On 16 July 2018, the European Commission adopted a new Best Practices Code for State aid control. With this code the Commission aims to provide clarity to Member States, businesses and stakeholders about the day-to-day conduct of State aid procedures.
State aid and the obligation to notify the Commission
Member States can in principle only implement State aid after approval from the Commission. Therefore, Member States must notify the Commission of intended measures if they contain State aid. A state measure is deemed to include State aid when state resources are used to give an undertaking or a certain group of undertakings preferential economic treatment with a result that the competition is or may be distorted and that this measure is likely to affect the trade between Member States. After the notification, the Commission will examine whether a measure is compatible with the internal market. If that is the case, it will approve the measure.
The Commission has issued several decisions which exempt certain categories of State aid from the obligation to notify State aid in advance. The General Block Exemption Regulation for instance provides for such an exemption [See our June 2017 Newsletter]. If State aid is not notified and falls outside the ambit of issued exemptions to the notification obligation, competitors and other interested parties can file a complaint to the Commission.
The Best Practices Code
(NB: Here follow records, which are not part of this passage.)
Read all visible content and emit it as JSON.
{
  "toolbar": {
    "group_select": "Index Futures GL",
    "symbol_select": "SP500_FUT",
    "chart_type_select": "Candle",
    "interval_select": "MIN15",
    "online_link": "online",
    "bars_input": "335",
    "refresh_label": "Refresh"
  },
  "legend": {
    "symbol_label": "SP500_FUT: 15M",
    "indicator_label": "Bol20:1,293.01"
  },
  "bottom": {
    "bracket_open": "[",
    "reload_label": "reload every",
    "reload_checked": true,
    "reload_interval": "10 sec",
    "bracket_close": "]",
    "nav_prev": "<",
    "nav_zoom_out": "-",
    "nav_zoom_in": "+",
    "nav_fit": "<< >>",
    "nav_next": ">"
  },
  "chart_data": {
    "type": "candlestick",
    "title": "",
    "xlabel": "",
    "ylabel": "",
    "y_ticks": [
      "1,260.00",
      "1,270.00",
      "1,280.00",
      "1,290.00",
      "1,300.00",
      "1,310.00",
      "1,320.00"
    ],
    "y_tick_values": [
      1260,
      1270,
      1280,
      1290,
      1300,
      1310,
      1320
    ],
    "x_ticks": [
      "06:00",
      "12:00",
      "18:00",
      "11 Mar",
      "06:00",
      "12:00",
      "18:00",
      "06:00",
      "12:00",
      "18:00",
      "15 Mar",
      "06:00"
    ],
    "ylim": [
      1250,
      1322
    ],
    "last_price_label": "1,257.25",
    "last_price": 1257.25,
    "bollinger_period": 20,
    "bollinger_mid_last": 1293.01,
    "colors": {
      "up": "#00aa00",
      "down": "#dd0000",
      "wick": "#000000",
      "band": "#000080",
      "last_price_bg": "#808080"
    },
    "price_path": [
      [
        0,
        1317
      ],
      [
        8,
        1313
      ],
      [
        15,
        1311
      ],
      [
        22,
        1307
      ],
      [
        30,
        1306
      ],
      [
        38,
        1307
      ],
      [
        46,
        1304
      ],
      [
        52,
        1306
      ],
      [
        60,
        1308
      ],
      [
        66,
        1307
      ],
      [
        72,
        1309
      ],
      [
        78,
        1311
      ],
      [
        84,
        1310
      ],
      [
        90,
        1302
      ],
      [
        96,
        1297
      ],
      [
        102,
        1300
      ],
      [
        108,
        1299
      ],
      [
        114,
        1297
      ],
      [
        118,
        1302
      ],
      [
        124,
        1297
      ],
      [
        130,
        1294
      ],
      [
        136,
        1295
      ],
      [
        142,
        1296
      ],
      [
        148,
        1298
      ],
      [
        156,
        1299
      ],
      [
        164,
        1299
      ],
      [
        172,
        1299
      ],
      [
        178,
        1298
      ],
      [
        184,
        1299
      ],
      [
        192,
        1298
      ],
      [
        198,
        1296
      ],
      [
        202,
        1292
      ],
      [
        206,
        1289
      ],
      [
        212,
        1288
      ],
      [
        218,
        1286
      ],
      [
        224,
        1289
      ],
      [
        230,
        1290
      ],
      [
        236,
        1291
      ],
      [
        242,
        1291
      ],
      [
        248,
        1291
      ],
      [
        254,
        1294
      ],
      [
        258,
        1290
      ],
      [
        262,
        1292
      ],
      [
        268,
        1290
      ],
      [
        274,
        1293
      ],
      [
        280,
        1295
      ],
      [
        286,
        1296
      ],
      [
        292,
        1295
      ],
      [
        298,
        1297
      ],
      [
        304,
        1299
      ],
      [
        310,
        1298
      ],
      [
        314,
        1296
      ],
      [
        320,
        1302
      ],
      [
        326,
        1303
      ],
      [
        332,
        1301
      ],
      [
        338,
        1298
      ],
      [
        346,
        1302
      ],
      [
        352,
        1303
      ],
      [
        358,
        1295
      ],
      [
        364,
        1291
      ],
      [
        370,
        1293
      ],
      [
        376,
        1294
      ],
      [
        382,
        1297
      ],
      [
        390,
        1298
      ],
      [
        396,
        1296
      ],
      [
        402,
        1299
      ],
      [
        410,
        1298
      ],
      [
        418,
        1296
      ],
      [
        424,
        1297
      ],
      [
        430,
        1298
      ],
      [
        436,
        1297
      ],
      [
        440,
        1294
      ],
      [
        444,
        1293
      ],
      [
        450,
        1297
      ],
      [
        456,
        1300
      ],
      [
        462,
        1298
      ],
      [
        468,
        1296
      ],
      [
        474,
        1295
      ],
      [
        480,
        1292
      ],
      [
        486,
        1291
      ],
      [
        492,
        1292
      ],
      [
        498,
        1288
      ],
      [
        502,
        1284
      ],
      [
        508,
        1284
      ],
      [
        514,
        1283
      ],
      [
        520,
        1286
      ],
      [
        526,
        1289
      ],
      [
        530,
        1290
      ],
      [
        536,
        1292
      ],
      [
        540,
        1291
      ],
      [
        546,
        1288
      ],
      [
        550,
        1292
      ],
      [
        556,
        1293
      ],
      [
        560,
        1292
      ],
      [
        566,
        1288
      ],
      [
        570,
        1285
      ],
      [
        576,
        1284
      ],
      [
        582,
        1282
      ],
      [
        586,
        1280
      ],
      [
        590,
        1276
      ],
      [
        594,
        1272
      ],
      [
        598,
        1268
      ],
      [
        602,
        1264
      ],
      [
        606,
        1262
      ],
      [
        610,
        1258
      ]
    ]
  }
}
The new Best Practices Code for State aid control clarifies how the Commission will be in contact with Member States authorities and provides guidance before State aid measures are formally notified. It describes, for instance, how the pre-notifications contacts between the Member States authorities and the Commission should take place. This new code also explains that it is possible for Member States to ask the Commission services to deal with priority cases within a certain timeframe. In that regard the Commission will ask Member States twice a year which cases they deem of high priority. The Commission will then propose a so called Mutually Agreed Planning on the basis of this information.
A notified measure can also be subject to a streamlined procedure. This means that the Commission will, within 25 days from the date of notification, try to adopt a so-called short-form decision finding that the notified measure does not constitute State aid or a decision not to raise objections. This procedure is applicable if the notified measure is comparable to measures approved in at least three other Commission decisions. The Member States can ask during the pre-notification stage to apply the streamlined procedure.
If the Commission is of the opinion that a measure constitutes State aid which is not compatible with the internal market it will generally launch a formal investigation. The decision to open this investigation will be published to enable interested parties to submit comments. Comments must be submitted within a month after the publication of the decision. The Commission will aim to make a decision on the measure within 18 months from the start of the investigation process.
Lastly, the Commission states that interested parties wanting to submit a formal complaint to the Commission should fill out the complaint form. The Commission will make a decision or send a letter with its preliminary views within 12 months after the registration of the complaint.
This article was published in the Competition Law Newsletter of August 2018. Other articles in this newsletter:
- European Court of Justice dismissed Orange Polska’s appeal in abuse of dominance case
- General Court underlines importance of Commission's duty to state reasons
- General Court dismisses appeals by investor against power cable cartel fine
- Google receives a second record fine of EUR 34 billion for imposing restrictions on Android device makers
- District Court in the Netherlands rules on limitation periods in CRT case
- Court of Appeal in the Netherlands decides to appoint independent economic experts in TenneT v ABB
- Belgian Court of Cassation annuls decision prohibiting pharmacists from using Google Adwords